Here, almost as succinctly as I can put it, is everything we know about Game Five:
It will be October 30th, the latest in the year the Cubs have played a game in franchise history.
Jon Lester will start against Trevor Bauer, so the Cubs will once again have the advantage in the pitching matchup, playoff experience, and fully intact fingers.
Dexter Fowler will lead off for the Cubs, followed by Kris Bryant, Anthony Rizzo, and Ben Zobrist. The bottom of the lineup will include Addison Russell, Javy Baez, David Ross, and a right fielder. This, on paper, will be the better offense and defense.
Terry Francona’s squad will counter with the same core group of Francisco Lindor, Mike Napoli, Jason Kipnis, Carlos Santana, and José Ramírez in some order near the top of the lineup. Three outfielders (Crisp, Chisenhall, Naquin, Davis, and Guyer are options) will find their way into the lineup. Michael Martinez will not.
Andrew Miller will be available, whether Francona admits as much or not.
Joe Buck will say that he knows he’s been talking about Lester’s issues with throwing to bases a lot, and then continue to do so anyway.
More than 42,000 fans will pack into Wrigley’s friendly (and very expensive) confines. Many thousands more will pack into Wrigleyville (BP and otherwise), some probably angry at themselves for still wanting to be there when history happens, whatever that history may be.
Some things will go right. Some things will go wrong. The air will be sucked out of Wrigley at least once, maybe more than that. There will also be cheering.
That’s about it. That’s all we know for sure.
There’s a lot more going on in the background, of course. The past plays a bigger role in Cubs games than any other franchise. You can’t help and I can’t help but see past failures in the failures of the present. Every bad swing is reminiscent of Alfonso Soriano waving helplessly at the last pitch of the 2008 NLDS. Every foul ball down the line and error in the infield is reminiscent of 2003. And every missed strike call is reminiscent of every other one, and every bad game is reminiscent of every bad game before that, and, without success to stymie it, this past just snowballs and snowballs and, weirdly, becomes the present. It’s a self-enforcing collective memory. It’s narrative, the creation of which is an incredibly human instinct. When the Cubs are losing, we feel like we’re watching an old movie, and we know the ending.

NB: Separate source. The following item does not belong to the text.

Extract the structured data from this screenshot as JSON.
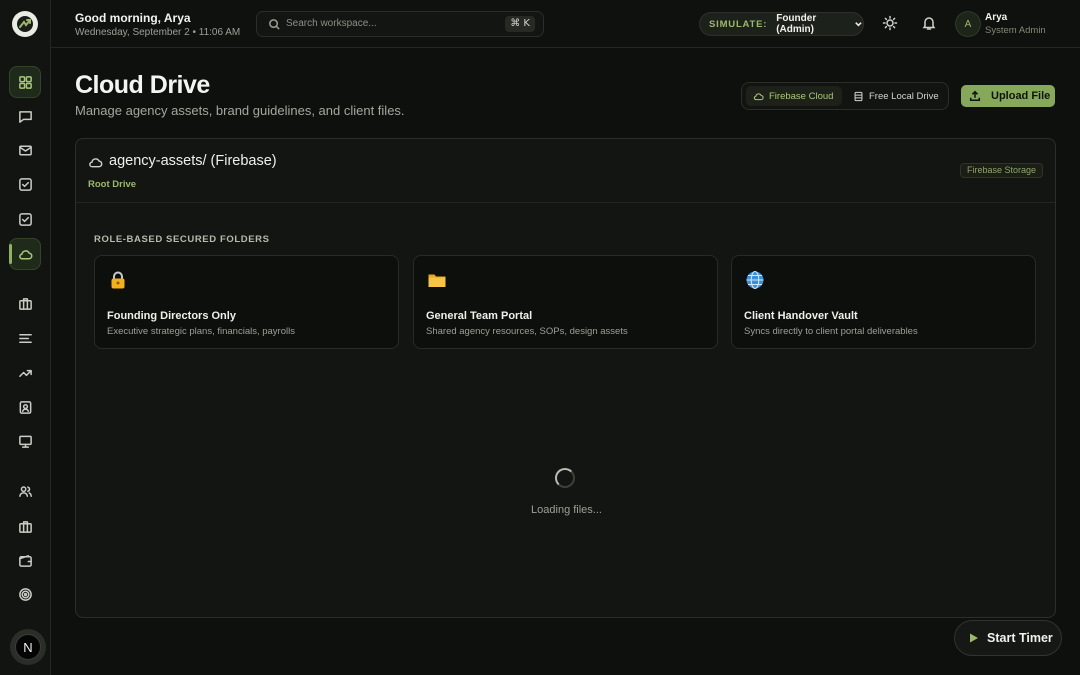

But after that big windup, here is my banal thesis: we don’t know the ending yet. Not even close.
The Cubs have already broken with the past. In organizational ways that aren’t worth rehashing here, they are already in their franchise’s brightest period of living memory. There is no good argument that the Cubs aren’t the best team in baseball, and there is no good reason to think that they won’t be for the next several years.
Also, ahem, THEY WON 103 GAMES AND THE NATIONAL LEAGUE PENNANT. The narrative of the Cubs’ unavoidable futility is over. The narrative of their inability to get over the hump in the playoffs is over. The memory of 2003 didn’t seem to phase Kyle Hendricks in Game Six against the Dodgers. Russell is making plays at shortstop just fine—he isn’t thinking about Alex Gonzalez. When Baez swings through a pitch and grimaces, he isn’t reliving 1989; he’s just frustrated. Honestly, it would be shocking if Willson Contreras knows or cares who Leon Durham is.
What to Watch For:
Therefore, here are some things I believe can happen (and are maybe likely to happen) in Game Five of the World Series. The 2016 Cubs are still the best team in baseball and have given us 103 (plus eight) reasons to believe that:
Lester will take his playoff experience and his even-more-important 2.44 ERA/3.10 DRA to the mound and dominate Cleveland for seven innings.
Bauer (3.95 ERA/4.12 DRA) will struggle to find the strike zone at times as he did this whole year (3.3 BB/9) and in Game Two. He’ll on a short leash, and won’t make it through the fifth inning.
Fowler will get on base in the first and spark an early rally.
Bryant will hit a dinger (as he’s done 40 times this year).
Rizzo will hit a dinger (as he’s done 34 times this year) .
Zobrist will have two singles and 12 pitch at-bat (he had 4.17 pitches per plate appearance this year).
Ross will throw out two baserunners.
Russell will double into a corner and make some smooth plays at short.
Baez will start a triple play by catching a line drive in his mouth.
The Cubs will score off the tough Cleveland bullpen.
The Cubs’ bullpen will slam the door.
A Game Six will be played in Cleveland on Tuesday.
It won’t be the past that determines the winner of tonight’s game. It’ll be the Cubs and Cleveland. It is still unlikely that the Cubs will win this series, but it is likely that they will win this game. If they do, they’ll continue writing the new narrative that isn’t actually so much a narrative as it is an ascendant group of excellent baseball players. And if they don’t, well, that’s just baseball.
Lead photo courtesy Jerry Lai—USA Today Sports.